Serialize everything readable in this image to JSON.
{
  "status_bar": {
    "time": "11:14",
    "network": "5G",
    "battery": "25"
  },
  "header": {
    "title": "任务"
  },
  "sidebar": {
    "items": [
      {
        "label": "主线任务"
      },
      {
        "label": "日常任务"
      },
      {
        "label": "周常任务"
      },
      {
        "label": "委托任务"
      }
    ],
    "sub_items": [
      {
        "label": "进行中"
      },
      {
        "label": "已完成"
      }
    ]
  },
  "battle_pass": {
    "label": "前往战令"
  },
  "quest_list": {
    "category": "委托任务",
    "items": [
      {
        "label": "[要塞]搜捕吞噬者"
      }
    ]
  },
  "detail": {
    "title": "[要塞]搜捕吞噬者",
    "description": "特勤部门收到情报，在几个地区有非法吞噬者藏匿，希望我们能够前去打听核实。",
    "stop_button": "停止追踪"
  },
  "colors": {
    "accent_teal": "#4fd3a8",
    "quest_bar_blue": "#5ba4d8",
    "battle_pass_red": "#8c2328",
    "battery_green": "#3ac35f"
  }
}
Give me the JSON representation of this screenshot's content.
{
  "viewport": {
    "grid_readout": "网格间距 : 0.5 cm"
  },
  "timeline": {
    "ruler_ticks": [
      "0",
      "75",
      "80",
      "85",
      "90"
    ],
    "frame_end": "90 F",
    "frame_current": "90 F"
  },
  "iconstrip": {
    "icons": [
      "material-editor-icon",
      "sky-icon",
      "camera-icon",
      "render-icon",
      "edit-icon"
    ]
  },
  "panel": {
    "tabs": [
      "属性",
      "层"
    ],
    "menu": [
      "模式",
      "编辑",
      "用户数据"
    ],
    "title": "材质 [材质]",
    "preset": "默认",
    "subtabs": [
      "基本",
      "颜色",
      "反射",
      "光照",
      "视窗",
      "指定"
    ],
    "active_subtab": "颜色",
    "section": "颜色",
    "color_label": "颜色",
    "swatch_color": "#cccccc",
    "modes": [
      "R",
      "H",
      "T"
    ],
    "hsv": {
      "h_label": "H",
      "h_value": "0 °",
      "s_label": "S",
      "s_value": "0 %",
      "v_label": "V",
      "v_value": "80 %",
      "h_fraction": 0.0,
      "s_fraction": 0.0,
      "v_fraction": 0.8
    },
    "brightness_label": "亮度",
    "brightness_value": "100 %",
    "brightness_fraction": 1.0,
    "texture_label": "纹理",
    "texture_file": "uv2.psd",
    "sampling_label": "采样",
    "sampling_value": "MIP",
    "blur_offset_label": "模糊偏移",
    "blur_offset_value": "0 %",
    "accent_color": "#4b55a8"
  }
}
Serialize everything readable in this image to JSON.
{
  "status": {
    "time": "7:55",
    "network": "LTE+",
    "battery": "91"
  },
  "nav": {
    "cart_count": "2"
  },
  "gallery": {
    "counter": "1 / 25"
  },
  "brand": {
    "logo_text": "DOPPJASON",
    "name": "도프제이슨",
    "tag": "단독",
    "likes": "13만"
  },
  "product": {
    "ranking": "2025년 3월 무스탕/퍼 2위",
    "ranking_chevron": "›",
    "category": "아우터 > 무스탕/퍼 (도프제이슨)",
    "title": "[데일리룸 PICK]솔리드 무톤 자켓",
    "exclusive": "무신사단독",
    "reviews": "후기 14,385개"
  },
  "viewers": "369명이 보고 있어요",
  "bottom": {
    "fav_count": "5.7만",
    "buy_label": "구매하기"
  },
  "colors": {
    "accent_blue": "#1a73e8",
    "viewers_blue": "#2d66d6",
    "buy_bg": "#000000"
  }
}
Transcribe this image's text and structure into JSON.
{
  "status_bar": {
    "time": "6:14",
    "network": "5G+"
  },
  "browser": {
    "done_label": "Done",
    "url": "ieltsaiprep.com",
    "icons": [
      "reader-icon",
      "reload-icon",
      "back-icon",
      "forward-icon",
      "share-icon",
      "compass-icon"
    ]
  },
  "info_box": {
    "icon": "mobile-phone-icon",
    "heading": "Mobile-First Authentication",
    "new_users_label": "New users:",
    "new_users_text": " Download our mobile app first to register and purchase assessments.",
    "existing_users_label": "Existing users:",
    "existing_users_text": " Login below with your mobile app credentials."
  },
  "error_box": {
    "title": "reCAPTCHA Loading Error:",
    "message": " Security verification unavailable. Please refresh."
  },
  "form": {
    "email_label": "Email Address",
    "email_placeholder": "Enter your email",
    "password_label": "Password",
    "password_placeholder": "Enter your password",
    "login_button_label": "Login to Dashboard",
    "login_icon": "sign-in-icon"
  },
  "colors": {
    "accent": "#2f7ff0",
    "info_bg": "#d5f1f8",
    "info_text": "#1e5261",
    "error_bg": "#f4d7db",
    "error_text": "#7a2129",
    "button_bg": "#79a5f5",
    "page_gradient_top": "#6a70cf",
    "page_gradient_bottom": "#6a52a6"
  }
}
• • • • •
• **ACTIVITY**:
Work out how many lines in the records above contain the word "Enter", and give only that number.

• **TASK RESPONSE**:
2